VELOCITY CROSSFADE: A velocity crossfade occurs when a more gradual change occurs between samples. For example, as you play stronger and stronger, one sample would fade out while another sample fades in. Sounds can fade out completely or fade further into the background. Again, it might be possible to arrange dozens of velocity crossfades within a multisample.
LFO: An LFO is an acronym for a Low Frequency Oscillator. LFOs are often used in electronic instruments to provide vibrato, movement between stereo positions, and changes in tone color. LFOs provide a fluctuation in a sound in order to make it appear more natural or more unique.
ENVELOPES: An envelope in electronic music is not something to hold a letter, but something to hold a sound. In order to describe an envelope, it might be a good idea to think of the volume of a sound over time. A wood block has a very quick and loud attack that decays over a very short time. A cymbal struck with a soft mallet has a slower attack than the woodblock, yet has a much longer decay over time. In electronic music terms, these two instruments have a different envelope.
ADSR: The ADSR envelope is the most basic in electronic music. It is another acronym for Attack, Decay, Sustain, Release. The attach portion of the envelope is a value of how quickly the sound begins. The decay portion is the way a sound might change right after the initial attack. The sustain part is how long (and usually how loud) the sound is sustained — think about the sound of an organ or a long tone on a trumpet.

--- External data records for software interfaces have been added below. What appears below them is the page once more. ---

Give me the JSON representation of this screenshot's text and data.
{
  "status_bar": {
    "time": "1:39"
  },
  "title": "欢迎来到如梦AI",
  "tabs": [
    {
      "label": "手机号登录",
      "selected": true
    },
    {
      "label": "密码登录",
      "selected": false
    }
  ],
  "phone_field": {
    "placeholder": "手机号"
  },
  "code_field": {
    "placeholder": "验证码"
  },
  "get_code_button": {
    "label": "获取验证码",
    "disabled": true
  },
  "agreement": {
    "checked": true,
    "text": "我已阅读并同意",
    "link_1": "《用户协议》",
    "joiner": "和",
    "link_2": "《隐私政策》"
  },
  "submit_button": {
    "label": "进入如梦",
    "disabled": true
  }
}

The release is a value of how quickly a sound dies out after the gate time is reached.